At 8:30 that morning, the exercise proper had not yet got under way. The colonel was munching apple fritters. His mission-control commander, Major Kevin Nasypany, was away from the Ops floor getting a coffee. The general to whom they answered, Larry Arnold, was at the NORAD Command Center in Florida.

On the Ops floor at NEADS, Master Sergeant Maureen Dooley, Technical Sergeant Shelley Watson, and Senior Airman Stacia Rountree, were chatting about furniture at the mall – wondering whether an ottoman and a love seat were on sale. To be sure, the orders for the day’s training exercise provided for the team to be capable of responding to a “Real World Unknown”, but no one expected much to happen.

Then the unknown arrived, in the form of a call from FAA controller Joe Cooper, at Boston Center, to Sergeant Jeremy Powell. It was 8:38.

Cooper: Hi, Boston Center TMU [Traffic Management Unit] We have a problem here. We have a hijacked aircraft headed towards New York, and we need you guys to, we need someone to scramble some F-16s or something up there, help us out.

Sgt. Jeremy Powell: Is this real-world or exercise?

Cooper: No, this is not an exercise, not a test.

The sergeant, and the women who moments earlier had been discussing home furnishings, needed some persuading. Phased by the advent of real-life excitement, Shelley Watson even exclaimed, “Cool!” A moment later, after an “Oh, shit…”, she was all business. “We need call-sign, type aircraft.

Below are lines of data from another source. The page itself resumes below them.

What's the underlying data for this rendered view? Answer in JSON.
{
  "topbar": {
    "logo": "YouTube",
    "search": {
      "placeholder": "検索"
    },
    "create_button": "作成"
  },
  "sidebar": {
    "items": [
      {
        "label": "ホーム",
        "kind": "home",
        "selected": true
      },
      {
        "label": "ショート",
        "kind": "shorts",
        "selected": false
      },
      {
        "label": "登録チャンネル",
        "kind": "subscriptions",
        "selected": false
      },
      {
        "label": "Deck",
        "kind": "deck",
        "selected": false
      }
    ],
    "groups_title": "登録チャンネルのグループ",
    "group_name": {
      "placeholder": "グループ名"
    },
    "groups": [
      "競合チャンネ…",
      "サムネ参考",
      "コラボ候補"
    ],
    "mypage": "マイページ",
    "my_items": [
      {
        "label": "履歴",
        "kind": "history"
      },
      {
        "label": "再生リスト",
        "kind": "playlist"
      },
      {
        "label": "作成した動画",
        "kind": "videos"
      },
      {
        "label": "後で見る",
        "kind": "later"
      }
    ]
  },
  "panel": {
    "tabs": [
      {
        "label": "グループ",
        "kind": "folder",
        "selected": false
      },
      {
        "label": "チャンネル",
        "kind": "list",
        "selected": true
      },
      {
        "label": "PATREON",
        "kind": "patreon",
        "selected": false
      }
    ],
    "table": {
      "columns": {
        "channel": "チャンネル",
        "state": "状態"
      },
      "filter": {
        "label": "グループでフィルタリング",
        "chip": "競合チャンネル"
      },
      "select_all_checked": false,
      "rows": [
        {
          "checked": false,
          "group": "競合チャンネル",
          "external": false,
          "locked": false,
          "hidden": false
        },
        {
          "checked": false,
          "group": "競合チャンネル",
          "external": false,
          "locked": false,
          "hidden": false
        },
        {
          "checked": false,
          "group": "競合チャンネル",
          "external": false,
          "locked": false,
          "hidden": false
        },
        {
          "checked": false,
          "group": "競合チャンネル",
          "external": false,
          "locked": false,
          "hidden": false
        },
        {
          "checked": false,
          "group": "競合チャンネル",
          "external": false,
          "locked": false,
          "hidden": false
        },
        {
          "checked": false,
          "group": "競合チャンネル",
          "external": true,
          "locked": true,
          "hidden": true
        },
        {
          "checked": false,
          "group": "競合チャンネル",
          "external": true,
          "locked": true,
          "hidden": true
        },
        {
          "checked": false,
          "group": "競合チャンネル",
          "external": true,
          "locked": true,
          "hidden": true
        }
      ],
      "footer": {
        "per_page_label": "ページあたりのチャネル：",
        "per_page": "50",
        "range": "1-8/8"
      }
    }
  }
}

Have you got souls on board, and all that information?…a destination?” Cooper could say only that the airplane seized was American 11 – as would become clear, the first of the four hijacks. No one could have imagined the destination its hijackers had in mind.

By 8:41, Colonel Marr had ordered the two alert jets at Otis Air National Guard base, on Cape Cod, to battle stations.

Marr immediately passed the order down the chain of command, but it was immediately clear there was a problem.

Weapons Director: I don’t know where I’m scrambling these guys to. I need a direction, a destination.”

At 8:46, having conferred with General Arnold, Marr ordered the Otis planes into the air – to no avail.

Absent any detailed data, they were assigned merely to fly to military-controlled airspace off the Long Island coast. In the same minute, a hundred and fifty-three miles away, American 11 smashed into the North Tower of the World Trade Center.

The NEADS technicians, who had a TV set, saw the tower in flames. “Oh, God,” Sergeant Watson said quietly. “Oh my God…”A colleague at her side cried, “God save New York.”

 

Watch for Part 2 of IN THEIR OWN WORDS: INTHE TRUE STORY OF THE 9/11 BATTLE IN THE SKY to be published in coming days

 

 

 

 

          

Leave a comment

September 7, 2016 · 3:44 pm

Leave a Reply

Fill in your details below or click an icon to log in:

WordPress.com Logo

You are commenting using your WordPress.com account. Log Out / Change )

Twitter picture

You are commenting using your Twitter account. Log Out / Change )

Facebook photo

You are commenting using your Facebook account. Log Out / Change )

Google+ photo

You are commenting using your Google+ account. Log Out / Change )

Connecting to %s